Records supplied START

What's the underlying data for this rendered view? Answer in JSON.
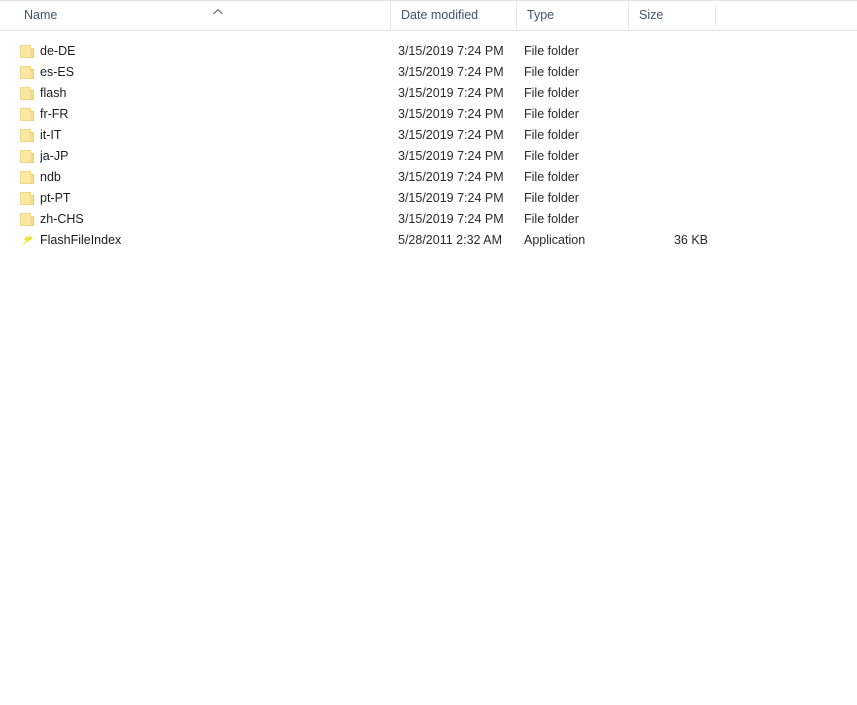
{
  "window": {
    "view": "details"
  },
  "columns": {
    "name": {
      "label": "Name",
      "sort": "ascending",
      "sort_icon": "chevron-up-icon"
    },
    "date_modified": {
      "label": "Date modified"
    },
    "type": {
      "label": "Type"
    },
    "size": {
      "label": "Size"
    }
  },
  "rows": [
    {
      "name": "de-DE",
      "date_modified": "3/15/2019 7:24 PM",
      "type": "File folder",
      "size": "",
      "icon": "folder-icon"
    },
    {
      "name": "es-ES",
      "date_modified": "3/15/2019 7:24 PM",
      "type": "File folder",
      "size": "",
      "icon": "folder-icon"
    },
    {
      "name": "flash",
      "date_modified": "3/15/2019 7:24 PM",
      "type": "File folder",
      "size": "",
      "icon": "folder-icon"
    },
    {
      "name": "fr-FR",
      "date_modified": "3/15/2019 7:24 PM",
      "type": "File folder",
      "size": "",
      "icon": "folder-icon"
    },
    {
      "name": "it-IT",
      "date_modified": "3/15/2019 7:24 PM",
      "type": "File folder",
      "size": "",
      "icon": "folder-icon"
    },
    {
      "name": "ja-JP",
      "date_modified": "3/15/2019 7:24 PM",
      "type": "File folder",
      "size": "",
      "icon": "folder-icon"
    },
    {
      "name": "ndb",
      "date_modified": "3/15/2019 7:24 PM",
      "type": "File folder",
      "size": "",
      "icon": "folder-icon"
    },
    {
      "name": "pt-PT",
      "date_modified": "3/15/2019 7:24 PM",
      "type": "File folder",
      "size": "",
      "icon": "folder-icon"
    },
    {
      "name": "zh-CHS",
      "date_modified": "3/15/2019 7:24 PM",
      "type": "File folder",
      "size": "",
      "icon": "folder-icon"
    },
    {
      "name": "FlashFileIndex",
      "date_modified": "5/28/2011 2:32 AM",
      "type": "Application",
      "size": "36 KB",
      "icon": "flash-application-icon"
    }
  ],
  "colors": {
    "header_text": "#44546d",
    "row_text": "#1c1c1c",
    "folder_fill": "#fbe7a2",
    "app_icon_background": "#0a0a0a",
    "app_icon_bolt": "#f2e520",
    "divider": "#e7e7e7",
    "background": "#ffffff"
  }
}
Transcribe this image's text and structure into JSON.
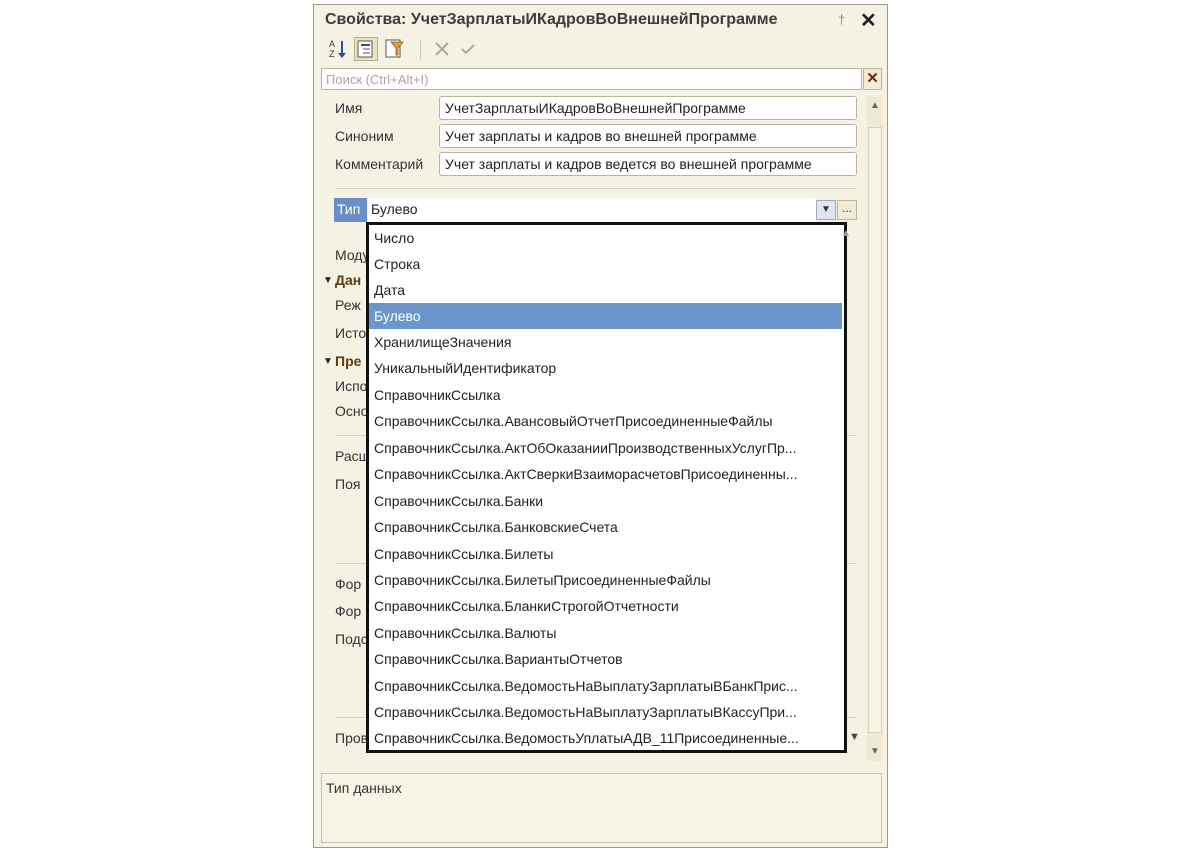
{
  "window": {
    "title": "Свойства: УчетЗарплатыИКадровВоВнешнейПрограмме"
  },
  "toolbar": {
    "buttons": [
      {
        "icon": "sort-az-icon"
      },
      {
        "icon": "categories-icon"
      },
      {
        "icon": "filter-icon"
      },
      {
        "icon": "cancel-icon"
      },
      {
        "icon": "confirm-icon"
      }
    ]
  },
  "search": {
    "placeholder": "Поиск (Ctrl+Alt+I)"
  },
  "properties": {
    "name_label": "Имя",
    "name_value": "УчетЗарплатыИКадровВоВнешнейПрограмме",
    "synonym_label": "Синоним",
    "synonym_value": "Учет зарплаты и кадров во внешней программе",
    "comment_label": "Комментарий",
    "comment_value": "Учет зарплаты и кадров ведется во внешней программе",
    "type_label": "Тип",
    "type_value": "Булево"
  },
  "hidden_rows": [
    "Моду",
    "Дан",
    "Реж",
    "Исто",
    "Пре",
    "Испо",
    "Осно",
    "Расш",
    "Поя",
    "Фор",
    "Фор",
    "Подс",
    "Пров"
  ],
  "dropdown": {
    "selected_index": 3,
    "items": [
      "Число",
      "Строка",
      "Дата",
      "Булево",
      "ХранилищеЗначения",
      "УникальныйИдентификатор",
      "СправочникСсылка",
      "СправочникСсылка.АвансовыйОтчетПрисоединенныеФайлы",
      "СправочникСсылка.АктОбОказанииПроизводственныхУслугПр...",
      "СправочникСсылка.АктСверкиВзаиморасчетовПрисоединенны...",
      "СправочникСсылка.Банки",
      "СправочникСсылка.БанковскиеСчета",
      "СправочникСсылка.Билеты",
      "СправочникСсылка.БилетыПрисоединенныеФайлы",
      "СправочникСсылка.БланкиСтрогойОтчетности",
      "СправочникСсылка.Валюты",
      "СправочникСсылка.ВариантыОтчетов",
      "СправочникСсылка.ВедомостьНаВыплатуЗарплатыВБанкПрис...",
      "СправочникСсылка.ВедомостьНаВыплатуЗарплатыВКассуПри...",
      "СправочникСсылка.ВедомостьУплатыАДВ_11Присоединенные..."
    ]
  },
  "description": {
    "text": "Тип данных"
  },
  "colors": {
    "panel_bg": "#f5f2e4",
    "selection": "#6b97cd"
  }
}
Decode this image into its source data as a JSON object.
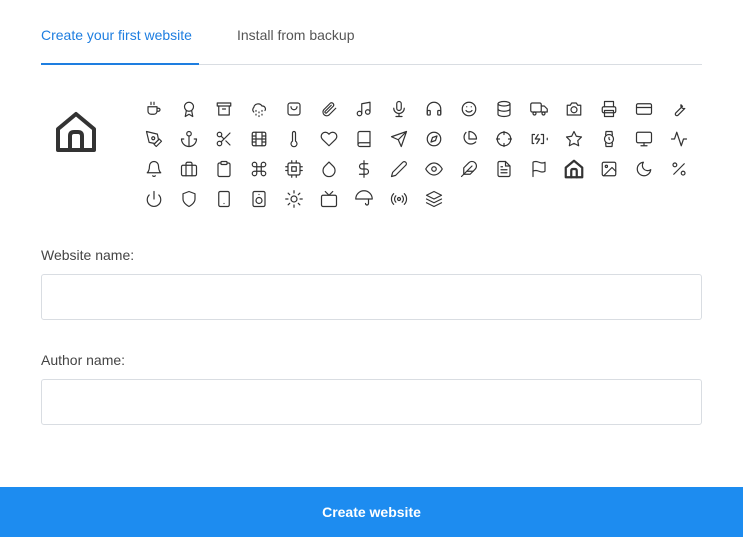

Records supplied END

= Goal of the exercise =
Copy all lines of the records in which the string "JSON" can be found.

= Answer space =
What's the underlying data for this rendered view? Answer in JSON.
Transcribe this image's text and structure into JSON.
Decode this image into its source data as a JSON object.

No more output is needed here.